As with climate change, the pandemic has hit the most vulnerable the hardest. It is increasing the disparities among us. How cities and governments respond to the post-pandemic recovery will define the lives of generations to come. It’s essential we get this right.
I was born in the north Etobicoke community of Rexdale. I grew up a few blocks west, in Malton, a stone’s throw from Pearson International Airport. These neighbourhoods are referred to as the “inner suburbs,” “near suburbs,” or “outer city” by urbanists and academics, depending on how they choose to compartmentalize the experiences of people of colour. Rexdale and Malton are communities of mostly new immigrants. Some 75 per cent and 78 per cent, respectively, are “visible minorities,” according to 2016 census data.
This summer, the City of Toronto released new research that maps out COVID-19 cases. North Etobicoke is among the worst-hit areas with 523 cases in West Humber-Clairville (third highest among all neighbourhoods in Tkaronto as of early September).
It’s not the first time health inequities facing those who live in the inner suburbs have been exposed. Residents of Rexdale, Malton and other so-called “disadvantaged” communities also experience significantly higher incidence of diabetes, cardiovascular disease, and rely heavily on food banks.
Foodbank use by neighbourhood in Toronto and outlying areas.

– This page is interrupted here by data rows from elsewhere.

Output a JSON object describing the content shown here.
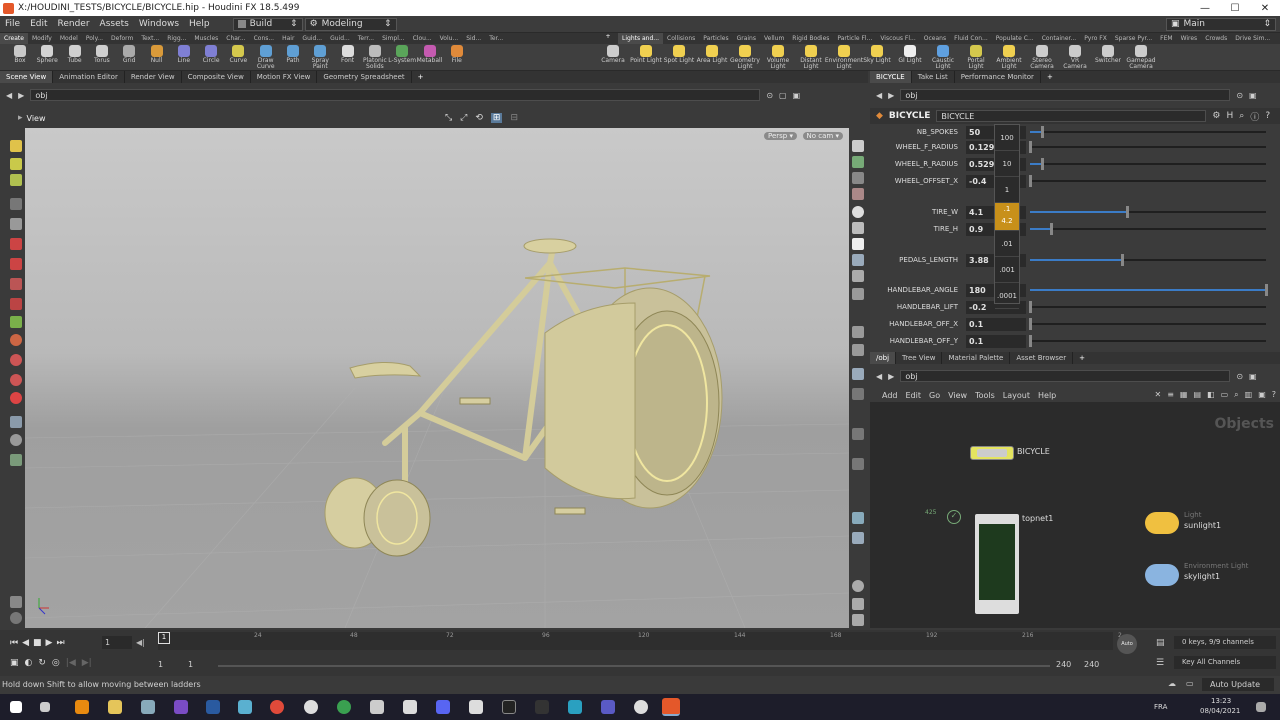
{
  "window": {
    "title": "X:/HOUDINI_TESTS/BICYCLE/BICYCLE.hip - Houdini FX 18.5.499",
    "controls": [
      "—",
      "☐",
      "✕"
    ]
  },
  "menu": [
    "File",
    "Edit",
    "Render",
    "Assets",
    "Windows",
    "Help"
  ],
  "desktop_combo": "Build",
  "workspace_combo": "Modeling",
  "main_combo": "Main",
  "shelf_tabs_left": [
    "Create",
    "Modify",
    "Model",
    "Poly...",
    "Deform",
    "Text...",
    "Rigg...",
    "Muscles",
    "Char...",
    "Cons...",
    "Hair",
    "Guid...",
    "Guid...",
    "Terr...",
    "Simpl...",
    "Clou...",
    "Volu...",
    "Sid...",
    "Ter..."
  ],
  "shelf_tabs_right": [
    "Lights and...",
    "Collisions",
    "Particles",
    "Grains",
    "Vellum",
    "Rigid Bodies",
    "Particle Fl...",
    "Viscous Fl...",
    "Oceans",
    "Fluid Con...",
    "Populate C...",
    "Container...",
    "Pyro FX",
    "Sparse Pyr...",
    "FEM",
    "Wires",
    "Crowds",
    "Drive Sim..."
  ],
  "shelf_tools_left": [
    {
      "label": "Box",
      "color": "#c9c9c9"
    },
    {
      "label": "Sphere",
      "color": "#d4d4d4"
    },
    {
      "label": "Tube",
      "color": "#cfcfcf"
    },
    {
      "label": "Torus",
      "color": "#cfcfcf"
    },
    {
      "label": "Grid",
      "color": "#aaaaaa"
    },
    {
      "label": "Null",
      "color": "#d99a3a"
    },
    {
      "label": "Line",
      "color": "#7f7fd4"
    },
    {
      "label": "Circle",
      "color": "#7f7fd4"
    },
    {
      "label": "Curve",
      "color": "#d4c84d"
    },
    {
      "label": "Draw Curve",
      "color": "#5f9fd4"
    },
    {
      "label": "Path",
      "color": "#5f9fd4"
    },
    {
      "label": "Spray Paint",
      "color": "#5f9fd4"
    },
    {
      "label": "Font",
      "color": "#dddddd"
    },
    {
      "label": "Platonic Solids",
      "color": "#bbbbbb"
    },
    {
      "label": "L-System",
      "color": "#5aa55a"
    },
    {
      "label": "Metaball",
      "color": "#c45ab0"
    },
    {
      "label": "File",
      "color": "#e08a3a"
    }
  ],
  "shelf_tools_right": [
    {
      "label": "Camera",
      "color": "#cccccc"
    },
    {
      "label": "Point Light",
      "color": "#f0d050"
    },
    {
      "label": "Spot Light",
      "color": "#f0d050"
    },
    {
      "label": "Area Light",
      "color": "#f0d050"
    },
    {
      "label": "Geometry Light",
      "color": "#f0d050"
    },
    {
      "label": "Volume Light",
      "color": "#f0d050"
    },
    {
      "label": "Distant Light",
      "color": "#f0d050"
    },
    {
      "label": "Environment Light",
      "color": "#f0d050"
    },
    {
      "label": "Sky Light",
      "color": "#f0d050"
    },
    {
      "label": "GI Light",
      "color": "#eeeeee"
    },
    {
      "label": "Caustic Light",
      "color": "#5fa0e0"
    },
    {
      "label": "Portal Light",
      "color": "#d4c84d"
    },
    {
      "label": "Ambient Light",
      "color": "#f0d050"
    },
    {
      "label": "Stereo Camera",
      "color": "#cccccc"
    },
    {
      "label": "VR Camera",
      "color": "#cccccc"
    },
    {
      "label": "Switcher",
      "color": "#cccccc"
    },
    {
      "label": "Gamepad Camera",
      "color": "#cccccc"
    }
  ],
  "left_pane_tabs": [
    "Scene View",
    "Animation Editor",
    "Render View",
    "Composite View",
    "Motion FX View",
    "Geometry Spreadsheet"
  ],
  "left_path": "obj",
  "viewport": {
    "label": "View",
    "persp": "Persp ▾",
    "cam": "No cam ▾"
  },
  "right_top_tabs": [
    "BICYCLE",
    "Take List",
    "Performance Monitor"
  ],
  "right_top_path": "obj",
  "params_header": {
    "node_type": "BICYCLE",
    "node_name": "BICYCLE"
  },
  "params": [
    {
      "label": "NB_SPOKES",
      "value": "50",
      "fill": 0.05
    },
    {
      "label": "WHEEL_F_RADIUS",
      "value": "0.129",
      "fill": 0.0
    },
    {
      "label": "WHEEL_R_RADIUS",
      "value": "0.529",
      "fill": 0.05
    },
    {
      "label": "WHEEL_OFFSET_X",
      "value": "-0.4",
      "fill": 0.0
    },
    {
      "label": "TIRE_W",
      "value": "4.1",
      "fill": 0.41
    },
    {
      "label": "TIRE_H",
      "value": "0.9",
      "fill": 0.09
    },
    {
      "label": "PEDALS_LENGTH",
      "value": "3.88",
      "fill": 0.388
    },
    {
      "label": "HANDLEBAR_ANGLE",
      "value": "180",
      "fill": 1.0
    },
    {
      "label": "HANDLEBAR_LIFT",
      "value": "-0.2",
      "fill": 0.0
    },
    {
      "label": "HANDLEBAR_OFF_X",
      "value": "0.1",
      "fill": 0.0
    },
    {
      "label": "HANDLEBAR_OFF_Y",
      "value": "0.1",
      "fill": 0.0
    }
  ],
  "ladder": [
    "100",
    "10",
    "1",
    ".1",
    "4.2",
    ".01",
    ".001",
    ".0001"
  ],
  "net_tabs": [
    "/obj",
    "Tree View",
    "Material Palette",
    "Asset Browser"
  ],
  "net_path": "obj",
  "net_menu": [
    "Add",
    "Edit",
    "Go",
    "View",
    "Tools",
    "Layout",
    "Help"
  ],
  "net_title": "Objects",
  "nodes": {
    "bicycle": "BICYCLE",
    "topnet": "topnet1",
    "topnet_count": "425",
    "sunlight_type": "Light",
    "sunlight": "sunlight1",
    "skylight_type": "Environment Light",
    "skylight": "skylight1"
  },
  "timeline": {
    "frame": "1",
    "ticks": [
      "1",
      "24",
      "48",
      "72",
      "96",
      "120",
      "144",
      "168",
      "192",
      "216",
      "2"
    ],
    "start": "1",
    "start2": "1",
    "end": "240",
    "end2": "240",
    "keys": "0 keys, 9/9 channels",
    "key_all": "Key All Channels",
    "auto": "Auto"
  },
  "status": {
    "message": "Hold down Shift to allow moving between ladders",
    "update": "Auto Update"
  },
  "taskbar": {
    "lang": "FRA",
    "time": "13:23",
    "date": "08/04/2021"
  }
}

Cardiovascular disease rates by neighbourhood in Toronto.
They are also sorely lacking green space.
As a case study, I researched existing data to see the connections between green space, equity and COVID-19 in my hometown. The disparities are stark.
Tree cover by neighbourhood in Toronto.
Tkaronto’s 1,500-plus parks have earned the city accolades – and the moniker, A City Within A Park. But lower-income and racialized communities are often deprived of the nature that enriches our lives and contributes to good health.
Academic research shows us that green spaces and urban forests bring a stunning array of community benefits. They include improved human health and climate to opportunities for urban agriculture and food security. These are all elements we should aspire to in a more just and green society as we recover from COVID-19.
Organizations like the Black Creek Community Farm are already leading the way. They’re creating more food secure communities through initiatives like their urban food forest.
The Indigenous Land Stewardship Circle provides a vision for how High Park’s black oak savannah should be stewarded with Indigenous knowledge.
More must also be done by city officials to foster belonging. Black, Indigenous and other communities of colour are often the targets of racist harassment, surveillance and police violence while trying to enjoy the benefits of nature in our cities.
Council shut down the opportunity this summer to defund policing and reinvest in communities. But those calls to action continue to build – as they should. The value of diverting funds away from policing to heal and not harm us should urgently be put back on the table through initiatives like creating more inclusive green spaces.
It was an earlier crisis that inspired the creation of much of Tkaronto’s parks and river systems of today. The devastation wrought by Hurricane Hazel in 1954 flooded huge areas of the city, tragically killing 81 people and leaving thousands homeless.
Restoring the city’s rivers and ravines took on new urgency following this catastrophic event. Conservation flourished in its aftermath with the creation of the Toronto and Region Conservation Authority.
The work undertaken by the TRCA enhanced the livability of our neighbourhoods. But more than that, it kept us safe from future storms and heavy rains while creating space for wildlife to thrive.
This time, it’s not a hurricane threatening our city. It’s a global pandemic along with growing social inequities and environmental breakdown.
In these overlapping dangers, we have an opportunity to reimagine our relationship with urban green space. And build more liveable, resilient and equitable cities, from my hometown to yours.
Farrah Khan is deputy director of Greenpeace Canada.